Friday, 14 June 2019

A lot is going on here at the farm in May and June.

Tea Harvest. Live-in workshops. Silkworms. Indigo planting. 

The last ten-day live-in workshop of the spring ended yesterday.
It makes me smile to see the students reluctantly leaving the house wanting to 
'...stay here forever'.  

It is a sort of heaven I suppose. No need to worry about food. Hiro is a great cook. Cabin fever... I make sure you get out of here every few days to see something interesting and go shopping. The rest of the time is just sleeping, socialising and making textiles and listening to textile related lectures. A lot of supplies on hand and indigo to dye  in to your hearts content. 

I had five workshops this spring. Two regular indigo workshops. One Hanten jacket making course, a huge indigo production workshop group lead by Debbie Maddy and the annual Sumindigo course with people related to Otis Design school in LA.

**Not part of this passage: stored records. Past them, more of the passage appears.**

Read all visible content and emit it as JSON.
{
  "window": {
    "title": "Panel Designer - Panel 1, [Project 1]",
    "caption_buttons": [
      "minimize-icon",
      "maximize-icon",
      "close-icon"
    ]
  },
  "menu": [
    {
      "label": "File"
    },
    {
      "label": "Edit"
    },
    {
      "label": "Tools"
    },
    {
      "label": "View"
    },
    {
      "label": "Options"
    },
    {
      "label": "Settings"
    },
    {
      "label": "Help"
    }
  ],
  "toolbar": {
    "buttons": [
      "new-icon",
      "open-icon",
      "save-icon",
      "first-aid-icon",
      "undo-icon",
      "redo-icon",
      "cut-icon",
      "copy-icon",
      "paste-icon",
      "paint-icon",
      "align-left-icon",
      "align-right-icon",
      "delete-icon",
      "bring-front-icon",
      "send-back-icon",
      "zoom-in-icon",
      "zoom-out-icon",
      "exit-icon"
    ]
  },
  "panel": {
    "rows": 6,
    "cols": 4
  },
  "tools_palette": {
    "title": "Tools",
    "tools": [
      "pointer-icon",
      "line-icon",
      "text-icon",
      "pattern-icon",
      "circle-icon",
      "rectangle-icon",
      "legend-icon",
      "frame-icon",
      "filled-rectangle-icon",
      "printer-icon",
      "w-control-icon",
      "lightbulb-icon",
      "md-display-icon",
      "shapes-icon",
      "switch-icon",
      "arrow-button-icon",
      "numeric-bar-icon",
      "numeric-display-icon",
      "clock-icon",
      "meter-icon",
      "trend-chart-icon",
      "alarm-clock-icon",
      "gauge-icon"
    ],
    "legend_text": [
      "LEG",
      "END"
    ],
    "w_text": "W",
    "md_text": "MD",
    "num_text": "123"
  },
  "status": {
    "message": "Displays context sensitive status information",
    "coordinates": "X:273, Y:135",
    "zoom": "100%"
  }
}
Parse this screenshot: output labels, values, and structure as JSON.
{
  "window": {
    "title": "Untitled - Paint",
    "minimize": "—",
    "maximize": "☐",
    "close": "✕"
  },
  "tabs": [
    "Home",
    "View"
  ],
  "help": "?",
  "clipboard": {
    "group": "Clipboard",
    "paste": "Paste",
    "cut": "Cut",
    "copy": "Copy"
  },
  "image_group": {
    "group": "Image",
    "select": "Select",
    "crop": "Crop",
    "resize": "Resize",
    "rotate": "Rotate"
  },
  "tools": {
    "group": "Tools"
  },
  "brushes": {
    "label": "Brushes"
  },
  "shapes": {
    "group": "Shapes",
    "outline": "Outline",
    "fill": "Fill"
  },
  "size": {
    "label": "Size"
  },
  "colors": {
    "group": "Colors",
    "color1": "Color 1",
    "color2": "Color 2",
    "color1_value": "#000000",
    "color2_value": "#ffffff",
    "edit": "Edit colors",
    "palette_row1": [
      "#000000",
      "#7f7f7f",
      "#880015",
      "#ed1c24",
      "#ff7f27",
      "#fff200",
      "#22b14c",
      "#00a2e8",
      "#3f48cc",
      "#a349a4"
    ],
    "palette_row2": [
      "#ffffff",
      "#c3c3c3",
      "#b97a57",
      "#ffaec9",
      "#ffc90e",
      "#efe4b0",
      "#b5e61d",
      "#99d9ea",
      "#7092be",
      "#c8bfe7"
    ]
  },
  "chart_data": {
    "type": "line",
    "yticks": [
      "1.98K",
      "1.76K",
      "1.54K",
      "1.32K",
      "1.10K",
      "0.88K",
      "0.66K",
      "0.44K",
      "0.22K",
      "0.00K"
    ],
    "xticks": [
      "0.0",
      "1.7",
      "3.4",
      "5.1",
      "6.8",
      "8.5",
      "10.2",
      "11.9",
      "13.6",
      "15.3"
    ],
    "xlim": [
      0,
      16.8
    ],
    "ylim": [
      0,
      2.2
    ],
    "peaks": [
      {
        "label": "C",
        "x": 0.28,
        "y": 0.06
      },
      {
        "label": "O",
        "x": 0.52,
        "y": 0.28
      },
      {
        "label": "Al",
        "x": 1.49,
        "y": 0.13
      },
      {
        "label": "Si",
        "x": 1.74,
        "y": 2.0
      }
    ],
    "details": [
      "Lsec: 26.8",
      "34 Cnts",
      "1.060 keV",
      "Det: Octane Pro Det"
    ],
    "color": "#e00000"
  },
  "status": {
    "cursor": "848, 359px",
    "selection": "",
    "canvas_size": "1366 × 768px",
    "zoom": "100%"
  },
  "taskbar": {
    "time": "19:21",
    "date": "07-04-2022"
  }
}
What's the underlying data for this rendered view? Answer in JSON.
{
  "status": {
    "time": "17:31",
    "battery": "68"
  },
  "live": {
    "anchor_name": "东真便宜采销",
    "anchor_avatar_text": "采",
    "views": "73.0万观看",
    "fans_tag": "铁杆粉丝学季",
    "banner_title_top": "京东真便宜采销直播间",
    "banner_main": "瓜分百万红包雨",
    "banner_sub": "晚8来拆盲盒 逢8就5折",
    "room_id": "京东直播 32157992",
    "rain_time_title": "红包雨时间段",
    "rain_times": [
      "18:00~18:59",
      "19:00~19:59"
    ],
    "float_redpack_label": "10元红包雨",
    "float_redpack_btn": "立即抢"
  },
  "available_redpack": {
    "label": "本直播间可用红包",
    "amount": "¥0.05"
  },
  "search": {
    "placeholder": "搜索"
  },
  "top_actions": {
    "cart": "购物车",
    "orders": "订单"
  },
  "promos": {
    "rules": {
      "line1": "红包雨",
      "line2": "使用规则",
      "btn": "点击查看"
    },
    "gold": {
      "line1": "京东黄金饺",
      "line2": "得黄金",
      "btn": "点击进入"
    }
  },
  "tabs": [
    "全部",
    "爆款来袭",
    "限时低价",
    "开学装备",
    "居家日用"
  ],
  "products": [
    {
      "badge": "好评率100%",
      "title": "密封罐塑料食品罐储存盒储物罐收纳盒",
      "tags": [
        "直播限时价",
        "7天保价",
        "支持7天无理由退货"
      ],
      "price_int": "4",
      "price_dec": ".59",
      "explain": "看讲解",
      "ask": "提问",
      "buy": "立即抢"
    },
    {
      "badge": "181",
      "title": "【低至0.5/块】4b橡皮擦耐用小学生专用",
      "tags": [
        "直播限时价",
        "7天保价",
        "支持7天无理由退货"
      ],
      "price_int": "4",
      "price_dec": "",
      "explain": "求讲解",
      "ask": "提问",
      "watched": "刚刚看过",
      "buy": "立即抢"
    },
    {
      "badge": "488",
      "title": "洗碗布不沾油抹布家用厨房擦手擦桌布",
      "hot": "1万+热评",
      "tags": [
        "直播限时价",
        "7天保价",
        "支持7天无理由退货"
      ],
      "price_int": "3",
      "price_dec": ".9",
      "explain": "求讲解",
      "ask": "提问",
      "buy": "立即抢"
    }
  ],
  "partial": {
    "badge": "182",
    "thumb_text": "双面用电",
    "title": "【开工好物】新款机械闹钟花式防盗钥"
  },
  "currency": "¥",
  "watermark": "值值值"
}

For the most part I enjoy the workshops immensely. (Occasionally there are idiots that make me wish I had a trap door next to the indigo vat that I could one-way flush them to the train station with a single pull of a indigo cord.) Many interesting people staying at the house. Although I am busy I can hear their stories out if the corner of my ear as they talk and get to know each other and I can see there talent and skills as I work on their indigo projects together.

The cold early spring and cherry blossoms slowly turned into glorious green mountainside and tulips and daffodil paradise. Ending with an early misty rainy season. 

Silence today, except the sound of silkworms munching away. 

Unfortunately I don't have the time to document the workshops. I have too much going on.

The hanten jacket course is two weeks long. We had some great work come out of it this time. They each made two jackets. Hand sewn and at least one of them hand indigo dyed with hand cut stenciled insignia dyed with indigo. 

There is such huge volume of amazing work dyed at the indigo vats. It should all be documented but there is never time.

Some of the mokume shibori the students stitch for homework gets photographed.

And some group photos get taken.

We make a lot of samples during the workshop and they are often made into a kind of Buddhist  patch blanket when the students get home. Wonderful work. 

And of course soot dyeing.

Please contact me at: for a brochure of upcoming workshops.